This week, Archbishop Fred Hiltz released a statement regarding the bombing of a Church in Egypt. I am thankful that he has, and I have included his statement here, in its entirety.
He calls for religious tolerance. Tolerance means the, “acceptance of the differing views of other people, e.g. in religious or political matters, and fairness toward the people who hold these different views.” It has a second, weaker meaning too, “the act of putting up with somebody or something irritating or otherwise unpleasant.” This second meaning is often what we think of when we use the word, especially when it is applied to the things “I” have to put up with. I rather suspect, knowing Fred and listening for a hoped for tone in his statement, that he is encouraging this primary meaning of acceptance of other people’s views. I think that the word “tolerance” originally meant to “raise” up someone else and their differing point of view. Either way, Fred’s words are a bold statement easily applied to people far away and challengingly applied to ourselves and the people in our neighbourhoods and pews.
A statement by Archbishop Fred Hiltz, Primate of the Anglican Church of Canada
In the aftermath of the bombing of a Coptic Church in Alexandria, Egypt, as the congregation celebrated Midnight Mass on Jan. 1, I ask your prayers for the 21 people killed, for those injured and for their families in Egypt and abroad.

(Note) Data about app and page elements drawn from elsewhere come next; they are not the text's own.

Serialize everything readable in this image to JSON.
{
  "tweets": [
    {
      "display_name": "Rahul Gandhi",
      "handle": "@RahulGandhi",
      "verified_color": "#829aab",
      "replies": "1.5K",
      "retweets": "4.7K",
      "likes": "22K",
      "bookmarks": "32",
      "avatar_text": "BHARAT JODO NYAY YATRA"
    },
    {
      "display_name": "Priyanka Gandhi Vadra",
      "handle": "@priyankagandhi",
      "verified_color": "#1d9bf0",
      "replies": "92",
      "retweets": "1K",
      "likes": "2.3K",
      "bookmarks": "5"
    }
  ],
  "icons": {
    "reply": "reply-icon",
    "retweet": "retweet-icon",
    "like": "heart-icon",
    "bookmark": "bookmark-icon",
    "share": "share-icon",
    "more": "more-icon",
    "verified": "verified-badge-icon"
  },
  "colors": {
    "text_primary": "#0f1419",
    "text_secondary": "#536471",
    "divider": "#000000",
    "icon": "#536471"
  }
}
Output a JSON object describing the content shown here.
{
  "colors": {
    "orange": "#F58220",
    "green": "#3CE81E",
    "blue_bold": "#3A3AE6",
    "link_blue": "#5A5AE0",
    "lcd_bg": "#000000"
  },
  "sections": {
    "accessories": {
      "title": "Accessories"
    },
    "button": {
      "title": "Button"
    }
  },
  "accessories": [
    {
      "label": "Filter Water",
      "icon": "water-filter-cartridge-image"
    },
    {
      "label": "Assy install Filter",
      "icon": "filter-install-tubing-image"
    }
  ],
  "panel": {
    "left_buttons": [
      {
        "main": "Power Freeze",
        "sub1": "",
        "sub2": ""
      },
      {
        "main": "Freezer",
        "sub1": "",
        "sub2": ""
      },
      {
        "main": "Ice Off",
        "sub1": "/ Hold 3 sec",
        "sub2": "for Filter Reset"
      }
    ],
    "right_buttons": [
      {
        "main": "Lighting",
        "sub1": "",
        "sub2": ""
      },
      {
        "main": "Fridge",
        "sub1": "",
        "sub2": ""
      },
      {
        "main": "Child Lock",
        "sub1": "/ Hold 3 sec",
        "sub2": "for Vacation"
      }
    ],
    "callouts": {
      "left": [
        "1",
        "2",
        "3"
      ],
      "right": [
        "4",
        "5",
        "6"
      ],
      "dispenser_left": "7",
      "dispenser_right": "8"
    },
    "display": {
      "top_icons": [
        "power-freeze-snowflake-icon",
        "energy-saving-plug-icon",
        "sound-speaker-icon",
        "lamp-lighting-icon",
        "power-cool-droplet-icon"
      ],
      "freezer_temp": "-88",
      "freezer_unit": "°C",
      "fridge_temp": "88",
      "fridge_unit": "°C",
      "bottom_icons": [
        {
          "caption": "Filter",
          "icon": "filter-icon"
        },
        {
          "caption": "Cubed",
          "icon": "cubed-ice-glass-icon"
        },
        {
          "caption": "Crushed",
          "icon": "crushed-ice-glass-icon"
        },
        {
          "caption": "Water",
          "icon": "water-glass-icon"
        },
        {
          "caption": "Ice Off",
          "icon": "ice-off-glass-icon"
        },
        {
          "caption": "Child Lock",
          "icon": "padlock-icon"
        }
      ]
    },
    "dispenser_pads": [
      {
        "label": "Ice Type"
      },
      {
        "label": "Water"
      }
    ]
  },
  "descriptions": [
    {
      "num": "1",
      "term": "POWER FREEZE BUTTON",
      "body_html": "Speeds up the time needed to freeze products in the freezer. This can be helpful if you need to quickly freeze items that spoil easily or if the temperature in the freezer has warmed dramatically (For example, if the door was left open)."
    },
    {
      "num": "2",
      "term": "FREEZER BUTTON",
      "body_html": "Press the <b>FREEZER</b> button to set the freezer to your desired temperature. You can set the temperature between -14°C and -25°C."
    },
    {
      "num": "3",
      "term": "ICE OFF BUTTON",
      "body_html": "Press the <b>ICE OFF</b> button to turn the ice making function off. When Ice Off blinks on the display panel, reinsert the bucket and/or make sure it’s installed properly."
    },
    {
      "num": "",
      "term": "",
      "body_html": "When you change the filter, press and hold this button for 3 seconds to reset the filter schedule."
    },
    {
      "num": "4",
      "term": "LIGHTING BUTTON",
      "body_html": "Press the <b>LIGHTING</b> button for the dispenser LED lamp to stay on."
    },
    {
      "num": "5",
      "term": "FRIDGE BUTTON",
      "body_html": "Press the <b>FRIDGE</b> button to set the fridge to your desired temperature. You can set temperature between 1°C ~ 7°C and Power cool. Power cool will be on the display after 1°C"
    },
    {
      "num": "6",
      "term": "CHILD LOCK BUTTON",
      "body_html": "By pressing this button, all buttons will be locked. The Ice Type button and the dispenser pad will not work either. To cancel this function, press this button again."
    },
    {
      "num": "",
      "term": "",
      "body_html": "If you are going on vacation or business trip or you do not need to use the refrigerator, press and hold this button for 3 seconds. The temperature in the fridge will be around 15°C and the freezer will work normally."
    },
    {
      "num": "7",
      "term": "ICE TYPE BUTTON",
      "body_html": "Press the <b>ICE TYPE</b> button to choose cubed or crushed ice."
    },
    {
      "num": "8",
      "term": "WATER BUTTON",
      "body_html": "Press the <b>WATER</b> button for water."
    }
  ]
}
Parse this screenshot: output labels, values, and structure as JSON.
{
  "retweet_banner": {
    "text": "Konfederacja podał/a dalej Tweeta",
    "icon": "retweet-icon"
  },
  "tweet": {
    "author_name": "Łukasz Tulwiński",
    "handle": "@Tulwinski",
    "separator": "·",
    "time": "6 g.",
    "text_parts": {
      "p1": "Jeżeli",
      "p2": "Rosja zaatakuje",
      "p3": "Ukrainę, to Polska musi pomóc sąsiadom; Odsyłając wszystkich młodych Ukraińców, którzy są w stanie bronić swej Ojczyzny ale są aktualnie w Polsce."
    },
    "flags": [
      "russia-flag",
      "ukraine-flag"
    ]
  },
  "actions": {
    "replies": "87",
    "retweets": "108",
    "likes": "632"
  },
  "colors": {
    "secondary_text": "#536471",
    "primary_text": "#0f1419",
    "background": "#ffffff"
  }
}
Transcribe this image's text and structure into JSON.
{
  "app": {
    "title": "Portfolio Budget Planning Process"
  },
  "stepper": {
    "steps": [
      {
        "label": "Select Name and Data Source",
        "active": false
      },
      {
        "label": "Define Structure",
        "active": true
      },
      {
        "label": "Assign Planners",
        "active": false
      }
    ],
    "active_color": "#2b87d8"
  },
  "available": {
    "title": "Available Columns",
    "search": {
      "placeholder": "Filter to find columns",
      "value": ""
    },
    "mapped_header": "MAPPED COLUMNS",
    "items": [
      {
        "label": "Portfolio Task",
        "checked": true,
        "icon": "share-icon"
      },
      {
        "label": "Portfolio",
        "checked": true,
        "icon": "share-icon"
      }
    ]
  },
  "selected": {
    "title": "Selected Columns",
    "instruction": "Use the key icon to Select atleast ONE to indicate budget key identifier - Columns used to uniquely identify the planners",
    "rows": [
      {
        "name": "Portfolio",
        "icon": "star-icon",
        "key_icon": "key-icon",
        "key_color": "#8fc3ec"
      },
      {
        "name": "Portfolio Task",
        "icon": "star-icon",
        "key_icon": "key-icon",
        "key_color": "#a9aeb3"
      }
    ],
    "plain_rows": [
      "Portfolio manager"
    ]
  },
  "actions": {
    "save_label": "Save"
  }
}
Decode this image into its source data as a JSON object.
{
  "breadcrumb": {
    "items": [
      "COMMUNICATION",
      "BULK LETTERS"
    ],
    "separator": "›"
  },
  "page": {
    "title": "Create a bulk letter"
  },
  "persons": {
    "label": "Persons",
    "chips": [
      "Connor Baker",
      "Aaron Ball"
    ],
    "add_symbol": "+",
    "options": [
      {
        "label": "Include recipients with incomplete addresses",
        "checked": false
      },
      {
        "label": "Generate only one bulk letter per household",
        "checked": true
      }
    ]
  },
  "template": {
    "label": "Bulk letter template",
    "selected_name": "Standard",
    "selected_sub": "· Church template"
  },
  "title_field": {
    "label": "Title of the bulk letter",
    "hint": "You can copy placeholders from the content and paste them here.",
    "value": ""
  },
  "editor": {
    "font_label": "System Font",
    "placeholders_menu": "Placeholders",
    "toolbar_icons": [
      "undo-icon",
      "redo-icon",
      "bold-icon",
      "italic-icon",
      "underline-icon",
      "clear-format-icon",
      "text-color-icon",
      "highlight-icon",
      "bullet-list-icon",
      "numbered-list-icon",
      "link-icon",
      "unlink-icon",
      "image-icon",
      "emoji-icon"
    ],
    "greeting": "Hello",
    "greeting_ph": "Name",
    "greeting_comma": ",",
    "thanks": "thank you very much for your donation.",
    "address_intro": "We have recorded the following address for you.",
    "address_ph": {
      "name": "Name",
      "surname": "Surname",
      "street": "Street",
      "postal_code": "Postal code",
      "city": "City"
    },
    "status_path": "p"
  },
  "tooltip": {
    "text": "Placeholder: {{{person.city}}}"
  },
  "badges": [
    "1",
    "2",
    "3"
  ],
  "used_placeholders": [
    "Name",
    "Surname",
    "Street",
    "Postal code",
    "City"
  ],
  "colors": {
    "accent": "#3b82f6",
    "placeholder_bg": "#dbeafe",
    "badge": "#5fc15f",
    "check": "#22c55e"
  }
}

With leaders of other churches and faith traditions, I deplore this and similar acts of violence and call for religious tolerance and for preservation of the freedom to worship in accord with traditions cherished by the faithful in God.
I make this appeal trusting that at its heart religion is a force for good and for peace in the world.
In this season when we celebrate the birth of the Prince of Peace I ask Canadians to "devote yourselves to prayer," (Colossians 2:2) in steadfast hope for peace, justice and charity throughout the world.